- Action item:
Whatever appears in the entries must be given again exactly.
----------------------------------------
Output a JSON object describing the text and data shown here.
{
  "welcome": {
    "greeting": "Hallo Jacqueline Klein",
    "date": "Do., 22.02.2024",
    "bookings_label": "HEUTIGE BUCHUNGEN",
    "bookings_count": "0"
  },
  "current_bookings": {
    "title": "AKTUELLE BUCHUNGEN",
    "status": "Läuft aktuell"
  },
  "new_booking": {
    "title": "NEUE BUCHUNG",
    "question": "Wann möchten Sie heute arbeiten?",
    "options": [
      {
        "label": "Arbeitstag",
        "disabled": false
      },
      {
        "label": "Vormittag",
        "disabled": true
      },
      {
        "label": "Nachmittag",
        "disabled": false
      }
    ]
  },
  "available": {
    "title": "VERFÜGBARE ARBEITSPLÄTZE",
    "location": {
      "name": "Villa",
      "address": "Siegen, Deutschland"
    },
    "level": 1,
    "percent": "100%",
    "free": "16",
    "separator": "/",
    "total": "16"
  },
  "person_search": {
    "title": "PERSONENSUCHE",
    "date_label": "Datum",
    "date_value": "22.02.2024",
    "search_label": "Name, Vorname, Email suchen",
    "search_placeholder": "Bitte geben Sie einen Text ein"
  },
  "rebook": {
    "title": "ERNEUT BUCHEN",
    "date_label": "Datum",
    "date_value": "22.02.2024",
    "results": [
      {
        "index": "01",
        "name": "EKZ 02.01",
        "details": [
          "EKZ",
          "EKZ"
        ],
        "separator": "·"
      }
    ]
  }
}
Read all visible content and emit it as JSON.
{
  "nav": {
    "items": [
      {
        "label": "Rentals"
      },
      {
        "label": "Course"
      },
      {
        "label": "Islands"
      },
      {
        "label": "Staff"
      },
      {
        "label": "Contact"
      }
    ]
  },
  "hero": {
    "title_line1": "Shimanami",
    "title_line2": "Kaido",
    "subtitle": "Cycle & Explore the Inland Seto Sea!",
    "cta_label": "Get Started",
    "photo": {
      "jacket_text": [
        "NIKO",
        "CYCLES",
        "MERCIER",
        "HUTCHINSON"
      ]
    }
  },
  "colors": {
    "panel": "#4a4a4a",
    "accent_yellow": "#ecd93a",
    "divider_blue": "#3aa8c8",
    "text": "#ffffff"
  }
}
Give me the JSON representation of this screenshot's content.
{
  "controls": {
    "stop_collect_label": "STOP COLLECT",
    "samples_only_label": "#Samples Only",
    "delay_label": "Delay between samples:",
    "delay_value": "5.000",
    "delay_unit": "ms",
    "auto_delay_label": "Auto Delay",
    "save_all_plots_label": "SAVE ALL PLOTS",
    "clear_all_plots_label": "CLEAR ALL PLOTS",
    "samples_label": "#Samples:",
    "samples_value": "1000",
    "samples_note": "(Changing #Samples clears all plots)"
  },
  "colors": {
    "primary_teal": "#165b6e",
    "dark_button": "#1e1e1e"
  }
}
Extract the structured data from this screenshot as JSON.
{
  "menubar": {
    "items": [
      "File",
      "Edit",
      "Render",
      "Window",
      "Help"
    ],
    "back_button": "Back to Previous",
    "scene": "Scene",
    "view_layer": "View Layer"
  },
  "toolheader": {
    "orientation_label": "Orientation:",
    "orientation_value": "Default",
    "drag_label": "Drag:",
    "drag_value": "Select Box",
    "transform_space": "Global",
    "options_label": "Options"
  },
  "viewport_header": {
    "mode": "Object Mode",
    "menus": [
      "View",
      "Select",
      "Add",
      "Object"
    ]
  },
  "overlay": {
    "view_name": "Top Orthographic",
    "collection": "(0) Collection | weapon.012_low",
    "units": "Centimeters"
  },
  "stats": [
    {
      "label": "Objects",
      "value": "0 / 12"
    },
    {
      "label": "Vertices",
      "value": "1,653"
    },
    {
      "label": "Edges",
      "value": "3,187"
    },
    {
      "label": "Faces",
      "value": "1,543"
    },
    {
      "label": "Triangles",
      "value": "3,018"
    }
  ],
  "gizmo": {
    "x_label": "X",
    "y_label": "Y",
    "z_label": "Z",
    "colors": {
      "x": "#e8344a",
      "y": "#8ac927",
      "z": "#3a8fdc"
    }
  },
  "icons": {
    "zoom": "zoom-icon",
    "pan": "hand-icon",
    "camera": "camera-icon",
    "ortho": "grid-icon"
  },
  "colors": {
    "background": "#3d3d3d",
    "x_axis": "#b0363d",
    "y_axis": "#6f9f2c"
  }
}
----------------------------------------
- Your response:
Output a JSON object describing the text and data shown here.
{
  "welcome": {
    "greeting": "Hallo Jacqueline Klein",
    "date": "Do., 22.02.2024",
    "bookings_label": "HEUTIGE BUCHUNGEN",
    "bookings_count": "0"
  },
  "current_bookings": {
    "title": "AKTUELLE BUCHUNGEN",
    "status": "Läuft aktuell"
  },
  "new_booking": {
    "title": "NEUE BUCHUNG",
    "question": "Wann möchten Sie heute arbeiten?",
    "options": [
      {
        "label": "Arbeitstag",
        "disabled": false
      },
      {
        "label": "Vormittag",
        "disabled": true
      },
      {
        "label": "Nachmittag",
        "disabled": false
      }
    ]
  },
  "available": {
    "title": "VERFÜGBARE ARBEITSPLÄTZE",
    "location": {
      "name": "Villa",
      "address": "Siegen, Deutschland"
    },
    "level": 1,
    "percent": "100%",
    "free": "16",
    "separator": "/",
    "total": "16"
  },
  "person_search": {
    "title": "PERSONENSUCHE",
    "date_label": "Datum",
    "date_value": "22.02.2024",
    "search_label": "Name, Vorname, Email suchen",
    "search_placeholder": "Bitte geben Sie einen Text ein"
  },
  "rebook": {
    "title": "ERNEUT BUCHEN",
    "date_label": "Datum",
    "date_value": "22.02.2024",
    "results": [
      {
        "index": "01",
        "name": "EKZ 02.01",
        "details": [
          "EKZ",
          "EKZ"
        ],
        "separator": "·"
      }
    ]
  }
}
Read all visible content and emit it as JSON.
{
  "nav": {
    "items": [
      {
        "label": "Rentals"
      },
      {
        "label": "Course"
      },
      {
        "label": "Islands"
      },
      {
        "label": "Staff"
      },
      {
        "label": "Contact"
      }
    ]
  },
  "hero": {
    "title_line1": "Shimanami",
    "title_line2": "Kaido",
    "subtitle": "Cycle & Explore the Inland Seto Sea!",
    "cta_label": "Get Started",
    "photo": {
      "jacket_text": [
        "NIKO",
        "CYCLES",
        "MERCIER",
        "HUTCHINSON"
      ]
    }
  },
  "colors": {
    "panel": "#4a4a4a",
    "accent_yellow": "#ecd93a",
    "divider_blue": "#3aa8c8",
    "text": "#ffffff"
  }
}
Give me the JSON representation of this screenshot's content.
{
  "controls": {
    "stop_collect_label": "STOP COLLECT",
    "samples_only_label": "#Samples Only",
    "delay_label": "Delay between samples:",
    "delay_value": "5.000",
    "delay_unit": "ms",
    "auto_delay_label": "Auto Delay",
    "save_all_plots_label": "SAVE ALL PLOTS",
    "clear_all_plots_label": "CLEAR ALL PLOTS",
    "samples_label": "#Samples:",
    "samples_value": "1000",
    "samples_note": "(Changing #Samples clears all plots)"
  },
  "colors": {
    "primary_teal": "#165b6e",
    "dark_button": "#1e1e1e"
  }
}
Extract the structured data from this screenshot as JSON.
{
  "menubar": {
    "items": [
      "File",
      "Edit",
      "Render",
      "Window",
      "Help"
    ],
    "back_button": "Back to Previous",
    "scene": "Scene",
    "view_layer": "View Layer"
  },
  "toolheader": {
    "orientation_label": "Orientation:",
    "orientation_value": "Default",
    "drag_label": "Drag:",
    "drag_value": "Select Box",
    "transform_space": "Global",
    "options_label": "Options"
  },
  "viewport_header": {
    "mode": "Object Mode",
    "menus": [
      "View",
      "Select",
      "Add",
      "Object"
    ]
  },
  "overlay": {
    "view_name": "Top Orthographic",
    "collection": "(0) Collection | weapon.012_low",
    "units": "Centimeters"
  },
  "stats": [
    {
      "label": "Objects",
      "value": "0 / 12"
    },
    {
      "label": "Vertices",
      "value": "1,653"
    },
    {
      "label": "Edges",
      "value": "3,187"
    },
    {
      "label": "Faces",
      "value": "1,543"
    },
    {
      "label": "Triangles",
      "value": "3,018"
    }
  ],
  "gizmo": {
    "x_label": "X",
    "y_label": "Y",
    "z_label": "Z",
    "colors": {
      "x": "#e8344a",
      "y": "#8ac927",
      "z": "#3a8fdc"
    }
  },
  "icons": {
    "zoom": "zoom-icon",
    "pan": "hand-icon",
    "camera": "camera-icon",
    "ortho": "grid-icon"
  },
  "colors": {
    "background": "#3d3d3d",
    "x_axis": "#b0363d",
    "y_axis": "#6f9f2c"
  }
}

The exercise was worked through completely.